On a party basis, gerrymandering has put a slow but consistent skew on the political system. A lack of safeguards has affected to many elections in the world (McCoy 2017), it’s almost impossible to believe that it would be a problem in the U.S. as well. To put the effects of House gerrymandering into perspective, in 2010, Republicans won 51.7 percent of the vote and were able to secure 242 seats. In 2018, the blue wave helped the Democrats 53.4 percent of the vote but only secured 235 seats. A Republican win translates to a big majority of seats while a Democratic win only secures a narrow majority. In the Senate, Democrats would need to win a huge majority and give statehood to Washington D.C. and Puerto Rico to have any edge.
As Kendall-Taylor and Frantz (2016) have stated, slow and incremental democratic backsliding is difficult to counter because there is no focal point or pivotal moment upon which to coalesce. The visual optics of gerrymandering don’t particularly compare to the media reel of the President’s undemocratic speeches. All of these changes have proceeded in plain sight. A Supreme Court majority here, a redistricting of Senate lines there, a lifetime federal judiciary appointment or two, and all of a sudden every institution is tilted in the same direction.
Trump’s personal style and rhetoric strongly echos the patterns and mannerisms of other populist leaders, ascribing to populism as the pattern that has lead to this crisis in American democracy. However, the problem today is much larger than Trump or his personal traits. The attacks on democracy is a backlash from the larger conservative movement that is trying to lay groundwork to remain in power even when not popularly elected. The issue here isn’t a populist authoritarian who is trampling on institutions; rather, it is the institutions themselves that are being deployed to misrepresent popular will. Levitsky and Ziblatt (2018) state how political parties should serve as gatekeepers to keep political parties within democracies safe. But what happens when the parties themselves are the ones who are eroding the institutions that ensure fair and democratic elections?
There is an actual crisis currently facing American democracy. The legitimacy of the American political order has continued to be upheld as steller because of its accordance with institutional order and accordance with the law. It’s possible that populism does have a place in democracy. Not the type of populism outlined by Muller, one that has been characterized by lawlessness and oppression, but a populism that has political legitimacy and has the ability to reflect the true interests of the majority without institutional misrepresentation.

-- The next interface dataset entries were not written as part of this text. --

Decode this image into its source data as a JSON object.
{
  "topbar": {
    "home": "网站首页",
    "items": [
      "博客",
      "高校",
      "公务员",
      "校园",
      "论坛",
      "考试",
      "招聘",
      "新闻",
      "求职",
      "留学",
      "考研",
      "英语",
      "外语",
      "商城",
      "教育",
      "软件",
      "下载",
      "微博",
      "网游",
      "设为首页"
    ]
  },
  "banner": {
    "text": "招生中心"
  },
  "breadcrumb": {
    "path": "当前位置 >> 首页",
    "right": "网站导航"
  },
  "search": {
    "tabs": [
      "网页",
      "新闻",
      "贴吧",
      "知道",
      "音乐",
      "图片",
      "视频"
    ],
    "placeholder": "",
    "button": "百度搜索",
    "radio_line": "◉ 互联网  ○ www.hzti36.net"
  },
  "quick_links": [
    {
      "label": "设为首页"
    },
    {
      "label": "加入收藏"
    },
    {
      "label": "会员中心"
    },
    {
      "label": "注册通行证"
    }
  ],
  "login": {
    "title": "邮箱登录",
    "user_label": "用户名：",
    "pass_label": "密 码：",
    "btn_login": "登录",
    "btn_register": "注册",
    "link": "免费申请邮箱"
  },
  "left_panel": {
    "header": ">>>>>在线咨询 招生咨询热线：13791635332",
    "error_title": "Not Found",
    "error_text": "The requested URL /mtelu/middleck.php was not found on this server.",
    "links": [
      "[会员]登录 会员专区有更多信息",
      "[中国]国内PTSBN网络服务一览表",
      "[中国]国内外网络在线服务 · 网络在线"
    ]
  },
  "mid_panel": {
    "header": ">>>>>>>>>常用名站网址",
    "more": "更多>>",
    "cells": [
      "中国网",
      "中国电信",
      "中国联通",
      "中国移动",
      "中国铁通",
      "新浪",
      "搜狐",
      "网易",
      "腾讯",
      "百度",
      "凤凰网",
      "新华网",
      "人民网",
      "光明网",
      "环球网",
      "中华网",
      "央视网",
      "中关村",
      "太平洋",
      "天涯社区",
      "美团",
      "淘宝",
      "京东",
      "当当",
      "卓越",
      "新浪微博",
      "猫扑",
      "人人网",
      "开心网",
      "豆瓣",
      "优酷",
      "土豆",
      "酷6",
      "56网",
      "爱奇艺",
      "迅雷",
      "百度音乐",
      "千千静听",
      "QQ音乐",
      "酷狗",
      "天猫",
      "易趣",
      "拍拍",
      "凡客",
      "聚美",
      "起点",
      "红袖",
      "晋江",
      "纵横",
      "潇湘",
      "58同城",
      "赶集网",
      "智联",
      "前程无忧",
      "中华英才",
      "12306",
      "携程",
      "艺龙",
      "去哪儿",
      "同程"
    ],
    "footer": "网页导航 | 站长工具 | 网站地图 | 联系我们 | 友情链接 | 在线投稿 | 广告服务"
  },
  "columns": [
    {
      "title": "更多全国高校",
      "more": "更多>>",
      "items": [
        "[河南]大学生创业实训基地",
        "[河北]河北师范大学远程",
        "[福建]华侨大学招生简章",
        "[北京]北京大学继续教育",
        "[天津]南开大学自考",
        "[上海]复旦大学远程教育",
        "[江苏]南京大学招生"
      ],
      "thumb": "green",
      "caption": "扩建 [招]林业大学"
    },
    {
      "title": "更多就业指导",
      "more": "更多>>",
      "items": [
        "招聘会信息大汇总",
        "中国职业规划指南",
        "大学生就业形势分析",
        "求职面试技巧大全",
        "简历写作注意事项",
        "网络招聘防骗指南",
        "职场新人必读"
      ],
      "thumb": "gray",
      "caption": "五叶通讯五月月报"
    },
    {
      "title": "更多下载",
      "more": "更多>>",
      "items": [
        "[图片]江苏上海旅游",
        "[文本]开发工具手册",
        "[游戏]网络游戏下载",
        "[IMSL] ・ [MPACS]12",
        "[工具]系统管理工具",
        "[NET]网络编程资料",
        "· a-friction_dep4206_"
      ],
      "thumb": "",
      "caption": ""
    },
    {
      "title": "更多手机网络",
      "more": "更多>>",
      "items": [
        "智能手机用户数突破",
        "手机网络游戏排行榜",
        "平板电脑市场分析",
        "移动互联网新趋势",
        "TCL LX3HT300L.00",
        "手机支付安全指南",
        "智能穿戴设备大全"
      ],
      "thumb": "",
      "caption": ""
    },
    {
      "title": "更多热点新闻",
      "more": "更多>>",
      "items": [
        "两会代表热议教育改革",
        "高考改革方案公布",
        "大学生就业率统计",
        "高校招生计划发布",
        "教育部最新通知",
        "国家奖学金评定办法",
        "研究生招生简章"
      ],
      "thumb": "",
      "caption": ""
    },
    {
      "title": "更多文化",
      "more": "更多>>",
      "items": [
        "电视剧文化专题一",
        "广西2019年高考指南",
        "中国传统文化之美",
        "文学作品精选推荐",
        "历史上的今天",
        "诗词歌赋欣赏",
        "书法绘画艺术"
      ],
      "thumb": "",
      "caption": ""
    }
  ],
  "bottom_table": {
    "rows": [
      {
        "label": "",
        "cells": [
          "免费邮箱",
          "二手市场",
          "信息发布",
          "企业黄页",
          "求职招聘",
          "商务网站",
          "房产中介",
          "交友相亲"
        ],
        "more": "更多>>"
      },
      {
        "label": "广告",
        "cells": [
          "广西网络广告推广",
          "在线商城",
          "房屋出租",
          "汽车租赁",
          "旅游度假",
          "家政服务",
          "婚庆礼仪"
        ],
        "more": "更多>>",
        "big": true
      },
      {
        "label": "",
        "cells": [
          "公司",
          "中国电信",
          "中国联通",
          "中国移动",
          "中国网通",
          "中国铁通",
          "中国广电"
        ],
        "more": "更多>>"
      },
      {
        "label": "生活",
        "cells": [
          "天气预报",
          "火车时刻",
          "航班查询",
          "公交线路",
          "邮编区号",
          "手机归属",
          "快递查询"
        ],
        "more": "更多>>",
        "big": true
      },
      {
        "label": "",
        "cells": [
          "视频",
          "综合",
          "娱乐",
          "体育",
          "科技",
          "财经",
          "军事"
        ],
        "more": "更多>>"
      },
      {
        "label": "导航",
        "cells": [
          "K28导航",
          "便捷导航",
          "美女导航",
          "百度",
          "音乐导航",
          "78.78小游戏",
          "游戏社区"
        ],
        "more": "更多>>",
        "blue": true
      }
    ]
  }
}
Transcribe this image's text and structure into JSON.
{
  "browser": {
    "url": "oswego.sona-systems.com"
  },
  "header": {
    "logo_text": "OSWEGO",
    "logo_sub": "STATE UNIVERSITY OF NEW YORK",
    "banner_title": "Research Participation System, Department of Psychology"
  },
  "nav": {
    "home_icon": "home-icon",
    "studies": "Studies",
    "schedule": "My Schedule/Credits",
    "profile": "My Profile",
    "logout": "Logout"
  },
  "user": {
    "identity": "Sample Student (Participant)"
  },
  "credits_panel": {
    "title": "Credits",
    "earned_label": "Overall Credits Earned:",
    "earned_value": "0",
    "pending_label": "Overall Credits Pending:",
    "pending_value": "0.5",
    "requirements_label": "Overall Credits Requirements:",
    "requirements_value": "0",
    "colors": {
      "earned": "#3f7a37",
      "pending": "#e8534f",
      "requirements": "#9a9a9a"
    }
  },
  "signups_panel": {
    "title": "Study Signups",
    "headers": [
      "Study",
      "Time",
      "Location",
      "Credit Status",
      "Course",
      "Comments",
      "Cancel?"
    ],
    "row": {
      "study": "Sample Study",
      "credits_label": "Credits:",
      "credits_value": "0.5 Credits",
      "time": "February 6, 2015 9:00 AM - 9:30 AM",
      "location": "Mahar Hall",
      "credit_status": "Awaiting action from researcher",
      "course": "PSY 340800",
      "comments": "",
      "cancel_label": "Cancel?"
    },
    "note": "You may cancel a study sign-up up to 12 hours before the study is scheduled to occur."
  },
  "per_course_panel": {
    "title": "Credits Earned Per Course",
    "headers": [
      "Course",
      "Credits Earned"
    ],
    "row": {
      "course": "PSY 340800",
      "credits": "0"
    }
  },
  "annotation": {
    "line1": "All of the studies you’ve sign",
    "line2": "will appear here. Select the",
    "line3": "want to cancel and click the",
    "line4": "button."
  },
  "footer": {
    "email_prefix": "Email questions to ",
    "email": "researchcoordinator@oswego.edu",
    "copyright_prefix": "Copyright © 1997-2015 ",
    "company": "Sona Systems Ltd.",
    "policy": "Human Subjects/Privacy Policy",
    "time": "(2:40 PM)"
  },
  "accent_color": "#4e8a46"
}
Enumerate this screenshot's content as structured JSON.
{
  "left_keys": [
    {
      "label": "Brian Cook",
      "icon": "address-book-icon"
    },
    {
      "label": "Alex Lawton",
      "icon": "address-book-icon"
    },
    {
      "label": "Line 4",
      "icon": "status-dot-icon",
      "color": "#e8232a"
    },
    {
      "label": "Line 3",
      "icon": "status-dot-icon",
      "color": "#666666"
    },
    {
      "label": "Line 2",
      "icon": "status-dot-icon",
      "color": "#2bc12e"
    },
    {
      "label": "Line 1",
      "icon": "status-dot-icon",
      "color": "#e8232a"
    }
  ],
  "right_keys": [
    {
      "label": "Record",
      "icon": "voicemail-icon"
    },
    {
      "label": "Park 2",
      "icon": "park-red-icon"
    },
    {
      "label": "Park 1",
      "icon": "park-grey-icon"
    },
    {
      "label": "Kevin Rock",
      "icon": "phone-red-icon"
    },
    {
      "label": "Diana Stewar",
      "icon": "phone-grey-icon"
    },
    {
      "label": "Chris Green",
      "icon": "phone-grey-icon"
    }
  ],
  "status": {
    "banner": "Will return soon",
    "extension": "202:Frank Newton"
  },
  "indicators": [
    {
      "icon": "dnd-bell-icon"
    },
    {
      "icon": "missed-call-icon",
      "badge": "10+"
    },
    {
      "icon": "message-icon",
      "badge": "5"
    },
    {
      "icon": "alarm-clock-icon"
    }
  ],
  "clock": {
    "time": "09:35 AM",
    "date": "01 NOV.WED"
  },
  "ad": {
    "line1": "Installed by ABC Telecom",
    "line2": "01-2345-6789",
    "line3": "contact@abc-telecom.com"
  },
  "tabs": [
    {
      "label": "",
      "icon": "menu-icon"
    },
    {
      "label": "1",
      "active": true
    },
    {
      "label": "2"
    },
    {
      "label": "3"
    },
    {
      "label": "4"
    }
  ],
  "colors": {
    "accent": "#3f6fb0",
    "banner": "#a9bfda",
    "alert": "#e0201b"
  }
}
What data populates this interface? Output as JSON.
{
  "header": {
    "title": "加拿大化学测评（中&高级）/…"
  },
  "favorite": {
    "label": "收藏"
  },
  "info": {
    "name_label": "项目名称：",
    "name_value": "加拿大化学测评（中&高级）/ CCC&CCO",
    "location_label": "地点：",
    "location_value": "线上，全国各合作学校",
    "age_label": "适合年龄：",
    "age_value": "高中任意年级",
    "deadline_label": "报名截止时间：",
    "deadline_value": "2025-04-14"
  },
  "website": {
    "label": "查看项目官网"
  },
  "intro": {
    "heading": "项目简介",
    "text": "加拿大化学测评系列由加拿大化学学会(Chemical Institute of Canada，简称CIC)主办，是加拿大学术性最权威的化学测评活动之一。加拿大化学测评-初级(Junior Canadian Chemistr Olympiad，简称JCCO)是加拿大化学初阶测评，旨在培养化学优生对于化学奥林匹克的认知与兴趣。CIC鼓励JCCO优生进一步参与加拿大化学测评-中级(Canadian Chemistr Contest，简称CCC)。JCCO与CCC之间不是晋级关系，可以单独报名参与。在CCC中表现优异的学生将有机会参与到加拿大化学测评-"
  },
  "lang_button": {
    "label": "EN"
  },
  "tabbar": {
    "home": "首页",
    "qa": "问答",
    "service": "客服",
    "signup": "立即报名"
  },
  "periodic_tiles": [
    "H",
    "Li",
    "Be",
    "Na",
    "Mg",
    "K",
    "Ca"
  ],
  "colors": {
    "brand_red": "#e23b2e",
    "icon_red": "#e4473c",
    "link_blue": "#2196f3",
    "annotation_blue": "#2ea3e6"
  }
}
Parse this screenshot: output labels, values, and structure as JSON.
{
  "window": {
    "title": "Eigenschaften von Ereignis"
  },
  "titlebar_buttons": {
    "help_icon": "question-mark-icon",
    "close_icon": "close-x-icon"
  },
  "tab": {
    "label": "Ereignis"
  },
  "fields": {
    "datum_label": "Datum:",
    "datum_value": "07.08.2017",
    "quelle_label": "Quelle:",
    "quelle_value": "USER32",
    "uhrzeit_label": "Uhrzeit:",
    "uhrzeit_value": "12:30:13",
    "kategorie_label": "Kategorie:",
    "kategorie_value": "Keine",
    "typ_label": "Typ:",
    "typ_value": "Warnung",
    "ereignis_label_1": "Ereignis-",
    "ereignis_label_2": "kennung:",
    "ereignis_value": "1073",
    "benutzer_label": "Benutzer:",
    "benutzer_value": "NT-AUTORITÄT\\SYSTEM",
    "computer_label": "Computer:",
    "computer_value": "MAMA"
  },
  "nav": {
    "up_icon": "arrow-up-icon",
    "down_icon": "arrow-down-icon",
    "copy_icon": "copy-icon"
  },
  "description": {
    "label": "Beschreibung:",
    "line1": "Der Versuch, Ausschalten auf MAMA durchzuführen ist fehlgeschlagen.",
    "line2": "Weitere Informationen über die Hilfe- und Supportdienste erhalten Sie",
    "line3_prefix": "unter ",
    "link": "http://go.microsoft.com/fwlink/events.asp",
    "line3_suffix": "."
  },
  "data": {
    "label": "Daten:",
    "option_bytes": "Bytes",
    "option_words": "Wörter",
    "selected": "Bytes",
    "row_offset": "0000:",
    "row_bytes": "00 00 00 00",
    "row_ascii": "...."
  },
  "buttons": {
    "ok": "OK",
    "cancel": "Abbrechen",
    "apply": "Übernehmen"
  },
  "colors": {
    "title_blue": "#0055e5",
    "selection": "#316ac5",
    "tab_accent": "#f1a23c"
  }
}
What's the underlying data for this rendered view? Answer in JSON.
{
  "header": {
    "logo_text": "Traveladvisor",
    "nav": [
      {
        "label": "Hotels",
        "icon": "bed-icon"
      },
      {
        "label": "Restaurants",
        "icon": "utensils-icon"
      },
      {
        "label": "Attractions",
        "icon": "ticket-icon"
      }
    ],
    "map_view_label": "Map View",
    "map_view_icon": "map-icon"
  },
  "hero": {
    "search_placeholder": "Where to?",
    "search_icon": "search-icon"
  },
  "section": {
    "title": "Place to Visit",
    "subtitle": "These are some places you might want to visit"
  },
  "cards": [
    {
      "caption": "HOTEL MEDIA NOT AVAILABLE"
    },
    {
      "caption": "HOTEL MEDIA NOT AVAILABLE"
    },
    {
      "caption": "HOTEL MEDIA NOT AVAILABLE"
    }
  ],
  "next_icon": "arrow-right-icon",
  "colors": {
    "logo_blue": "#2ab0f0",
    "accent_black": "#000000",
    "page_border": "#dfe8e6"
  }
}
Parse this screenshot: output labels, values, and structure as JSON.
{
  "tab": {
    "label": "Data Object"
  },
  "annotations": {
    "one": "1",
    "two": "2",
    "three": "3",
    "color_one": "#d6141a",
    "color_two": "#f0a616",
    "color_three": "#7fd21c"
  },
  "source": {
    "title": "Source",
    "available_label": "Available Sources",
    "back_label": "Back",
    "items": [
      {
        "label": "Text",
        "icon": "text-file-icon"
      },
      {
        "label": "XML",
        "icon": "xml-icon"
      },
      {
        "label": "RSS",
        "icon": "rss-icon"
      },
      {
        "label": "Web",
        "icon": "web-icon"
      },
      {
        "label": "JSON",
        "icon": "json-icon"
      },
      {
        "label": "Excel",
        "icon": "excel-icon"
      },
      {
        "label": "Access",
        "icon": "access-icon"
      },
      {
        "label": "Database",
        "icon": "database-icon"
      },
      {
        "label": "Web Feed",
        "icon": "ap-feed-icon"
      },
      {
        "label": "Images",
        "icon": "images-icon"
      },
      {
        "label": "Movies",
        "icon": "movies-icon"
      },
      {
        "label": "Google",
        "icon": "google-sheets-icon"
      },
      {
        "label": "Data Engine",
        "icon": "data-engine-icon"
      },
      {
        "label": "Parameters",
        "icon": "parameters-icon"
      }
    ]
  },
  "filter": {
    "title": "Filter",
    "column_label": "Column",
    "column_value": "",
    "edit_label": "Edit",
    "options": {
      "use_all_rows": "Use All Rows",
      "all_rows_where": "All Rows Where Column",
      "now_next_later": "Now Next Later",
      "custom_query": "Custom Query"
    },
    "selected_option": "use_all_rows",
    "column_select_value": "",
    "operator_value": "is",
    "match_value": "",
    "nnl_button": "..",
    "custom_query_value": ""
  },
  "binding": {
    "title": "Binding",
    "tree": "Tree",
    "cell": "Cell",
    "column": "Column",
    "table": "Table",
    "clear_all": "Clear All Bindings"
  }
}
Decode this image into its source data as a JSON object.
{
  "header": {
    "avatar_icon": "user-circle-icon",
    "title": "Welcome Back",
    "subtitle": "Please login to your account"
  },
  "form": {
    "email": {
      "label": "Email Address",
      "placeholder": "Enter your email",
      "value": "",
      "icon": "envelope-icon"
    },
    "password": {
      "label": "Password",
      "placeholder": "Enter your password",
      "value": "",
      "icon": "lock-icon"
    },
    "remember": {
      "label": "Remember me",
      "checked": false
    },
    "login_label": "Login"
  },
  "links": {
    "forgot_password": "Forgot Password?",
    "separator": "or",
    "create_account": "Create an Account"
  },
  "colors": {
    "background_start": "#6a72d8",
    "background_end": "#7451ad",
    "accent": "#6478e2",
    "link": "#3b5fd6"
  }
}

- Kendall-Taylor, Andrea & Erica Frantz. “How Democracies Fall Apart: Why Populism is a Pathway to Autocracy.” Foreign Affairs. December 5, 2016.
- Levitsky, Steven & Daniel Ziblatt. 2018. How Democracies Die. New York: Crown. Chapter 6
- McCoy, Jennifer L. “Venezuela’s controversial new Constituent Assembly, explained.” The Washington Post. August 1, 2017.
- Muller, Jan-Werner. 2016. What Is Populism? Philadelphia: University of Pennsylvania Press.